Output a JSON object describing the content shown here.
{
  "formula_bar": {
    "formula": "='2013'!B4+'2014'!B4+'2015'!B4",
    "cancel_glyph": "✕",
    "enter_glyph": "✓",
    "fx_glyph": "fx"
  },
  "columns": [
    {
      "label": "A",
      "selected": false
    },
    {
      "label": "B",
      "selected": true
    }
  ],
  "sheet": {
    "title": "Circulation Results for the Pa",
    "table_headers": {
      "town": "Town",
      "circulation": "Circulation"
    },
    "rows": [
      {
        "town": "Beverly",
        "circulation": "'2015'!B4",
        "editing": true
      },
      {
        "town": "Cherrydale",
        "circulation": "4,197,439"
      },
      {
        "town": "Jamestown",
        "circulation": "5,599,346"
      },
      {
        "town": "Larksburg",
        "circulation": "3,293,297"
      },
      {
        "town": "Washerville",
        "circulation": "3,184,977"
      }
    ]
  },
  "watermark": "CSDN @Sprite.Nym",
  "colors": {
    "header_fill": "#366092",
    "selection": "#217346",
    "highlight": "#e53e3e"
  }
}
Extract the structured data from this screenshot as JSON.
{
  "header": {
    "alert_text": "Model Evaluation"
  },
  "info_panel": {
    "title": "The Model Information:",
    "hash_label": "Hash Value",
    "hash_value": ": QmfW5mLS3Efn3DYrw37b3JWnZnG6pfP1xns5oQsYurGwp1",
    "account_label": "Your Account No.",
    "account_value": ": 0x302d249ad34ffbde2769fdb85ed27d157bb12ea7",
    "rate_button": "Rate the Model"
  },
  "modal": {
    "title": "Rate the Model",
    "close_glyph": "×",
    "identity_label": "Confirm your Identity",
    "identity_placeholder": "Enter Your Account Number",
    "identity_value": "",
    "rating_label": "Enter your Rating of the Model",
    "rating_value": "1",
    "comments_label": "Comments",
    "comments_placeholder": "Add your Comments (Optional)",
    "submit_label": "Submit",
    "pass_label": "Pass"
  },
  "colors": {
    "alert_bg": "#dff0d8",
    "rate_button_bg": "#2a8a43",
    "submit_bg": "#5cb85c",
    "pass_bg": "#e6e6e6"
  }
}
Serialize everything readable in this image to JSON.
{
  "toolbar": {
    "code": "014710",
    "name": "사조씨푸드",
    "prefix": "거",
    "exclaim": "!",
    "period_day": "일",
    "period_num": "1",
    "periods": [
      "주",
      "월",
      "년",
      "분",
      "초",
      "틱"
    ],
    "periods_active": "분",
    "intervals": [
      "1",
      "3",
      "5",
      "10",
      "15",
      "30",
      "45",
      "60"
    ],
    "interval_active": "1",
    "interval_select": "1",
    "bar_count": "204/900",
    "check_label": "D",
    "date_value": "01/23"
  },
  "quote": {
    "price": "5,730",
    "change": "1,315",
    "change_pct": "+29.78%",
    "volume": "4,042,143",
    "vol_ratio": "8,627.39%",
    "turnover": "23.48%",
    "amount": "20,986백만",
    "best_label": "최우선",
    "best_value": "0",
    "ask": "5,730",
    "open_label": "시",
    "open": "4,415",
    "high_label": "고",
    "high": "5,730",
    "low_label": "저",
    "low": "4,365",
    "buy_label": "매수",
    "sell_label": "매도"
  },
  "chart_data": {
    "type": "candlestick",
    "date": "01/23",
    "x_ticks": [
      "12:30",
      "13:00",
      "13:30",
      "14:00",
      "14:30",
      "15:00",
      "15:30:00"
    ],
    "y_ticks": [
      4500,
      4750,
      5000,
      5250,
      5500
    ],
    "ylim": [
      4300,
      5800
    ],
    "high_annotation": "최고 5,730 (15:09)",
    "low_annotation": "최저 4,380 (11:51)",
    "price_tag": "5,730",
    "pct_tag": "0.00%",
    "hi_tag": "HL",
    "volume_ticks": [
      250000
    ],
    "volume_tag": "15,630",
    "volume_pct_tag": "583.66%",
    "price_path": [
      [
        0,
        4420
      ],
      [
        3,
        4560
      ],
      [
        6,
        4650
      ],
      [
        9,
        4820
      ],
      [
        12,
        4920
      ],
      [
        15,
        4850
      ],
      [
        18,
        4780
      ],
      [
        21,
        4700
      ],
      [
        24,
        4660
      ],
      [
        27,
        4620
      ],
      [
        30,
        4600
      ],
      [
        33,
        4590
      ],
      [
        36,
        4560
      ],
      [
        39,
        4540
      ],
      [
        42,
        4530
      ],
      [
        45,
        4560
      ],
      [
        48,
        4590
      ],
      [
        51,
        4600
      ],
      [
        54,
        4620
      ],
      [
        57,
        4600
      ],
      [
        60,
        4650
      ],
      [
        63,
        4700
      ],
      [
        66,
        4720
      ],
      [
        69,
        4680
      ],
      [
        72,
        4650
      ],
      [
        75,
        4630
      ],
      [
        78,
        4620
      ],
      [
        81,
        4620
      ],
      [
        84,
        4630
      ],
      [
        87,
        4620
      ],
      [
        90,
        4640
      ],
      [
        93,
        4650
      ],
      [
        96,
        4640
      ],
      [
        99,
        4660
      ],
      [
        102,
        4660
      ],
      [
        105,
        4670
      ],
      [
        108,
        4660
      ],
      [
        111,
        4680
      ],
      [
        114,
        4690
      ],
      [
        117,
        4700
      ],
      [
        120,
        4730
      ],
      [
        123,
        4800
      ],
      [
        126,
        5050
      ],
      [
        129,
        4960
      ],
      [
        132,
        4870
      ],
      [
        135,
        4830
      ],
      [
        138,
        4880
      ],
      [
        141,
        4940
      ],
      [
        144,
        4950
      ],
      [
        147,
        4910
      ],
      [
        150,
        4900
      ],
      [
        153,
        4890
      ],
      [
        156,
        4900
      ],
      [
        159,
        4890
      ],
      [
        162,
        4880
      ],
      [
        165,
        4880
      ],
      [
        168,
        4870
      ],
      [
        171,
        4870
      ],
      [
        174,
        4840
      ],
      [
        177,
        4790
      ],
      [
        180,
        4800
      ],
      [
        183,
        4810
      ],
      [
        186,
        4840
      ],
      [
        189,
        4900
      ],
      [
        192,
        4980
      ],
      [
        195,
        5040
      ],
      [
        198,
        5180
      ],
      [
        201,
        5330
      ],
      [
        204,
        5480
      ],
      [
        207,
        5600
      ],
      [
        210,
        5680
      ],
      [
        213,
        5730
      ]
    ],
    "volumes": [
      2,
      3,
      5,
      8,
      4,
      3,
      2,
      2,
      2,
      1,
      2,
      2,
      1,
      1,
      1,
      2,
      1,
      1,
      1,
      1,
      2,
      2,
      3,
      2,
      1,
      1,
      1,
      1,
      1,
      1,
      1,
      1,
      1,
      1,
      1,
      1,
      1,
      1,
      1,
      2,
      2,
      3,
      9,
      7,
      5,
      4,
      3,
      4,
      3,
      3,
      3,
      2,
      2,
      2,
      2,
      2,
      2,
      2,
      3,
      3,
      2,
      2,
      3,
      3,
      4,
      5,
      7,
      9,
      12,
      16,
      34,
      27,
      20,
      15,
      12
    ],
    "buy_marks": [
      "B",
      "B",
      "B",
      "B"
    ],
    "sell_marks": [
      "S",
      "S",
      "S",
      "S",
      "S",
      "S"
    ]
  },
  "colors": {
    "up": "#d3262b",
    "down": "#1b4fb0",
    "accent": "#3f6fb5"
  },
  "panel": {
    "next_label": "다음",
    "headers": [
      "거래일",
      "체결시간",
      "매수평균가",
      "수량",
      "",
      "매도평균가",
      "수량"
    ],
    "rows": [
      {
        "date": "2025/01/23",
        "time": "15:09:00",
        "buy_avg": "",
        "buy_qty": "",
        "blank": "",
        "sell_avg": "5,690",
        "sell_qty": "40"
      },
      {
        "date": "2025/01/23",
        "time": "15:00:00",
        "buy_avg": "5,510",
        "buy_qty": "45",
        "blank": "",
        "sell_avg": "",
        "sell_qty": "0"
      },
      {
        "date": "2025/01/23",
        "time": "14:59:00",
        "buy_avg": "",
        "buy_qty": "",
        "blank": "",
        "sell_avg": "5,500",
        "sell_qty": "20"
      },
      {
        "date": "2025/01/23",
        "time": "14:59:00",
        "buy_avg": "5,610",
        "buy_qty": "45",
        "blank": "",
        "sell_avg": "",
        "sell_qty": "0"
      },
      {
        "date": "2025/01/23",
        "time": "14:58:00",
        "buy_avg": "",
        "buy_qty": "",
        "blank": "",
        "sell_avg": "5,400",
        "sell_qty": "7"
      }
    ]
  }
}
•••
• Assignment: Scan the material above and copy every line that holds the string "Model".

• Task output:
    "alert_text": "Model Evaluation"
    "title": "The Model Information:",
    "rate_button": "Rate the Model"
    "title": "Rate the Model",
    "rating_label": "Enter your Rating of the Model",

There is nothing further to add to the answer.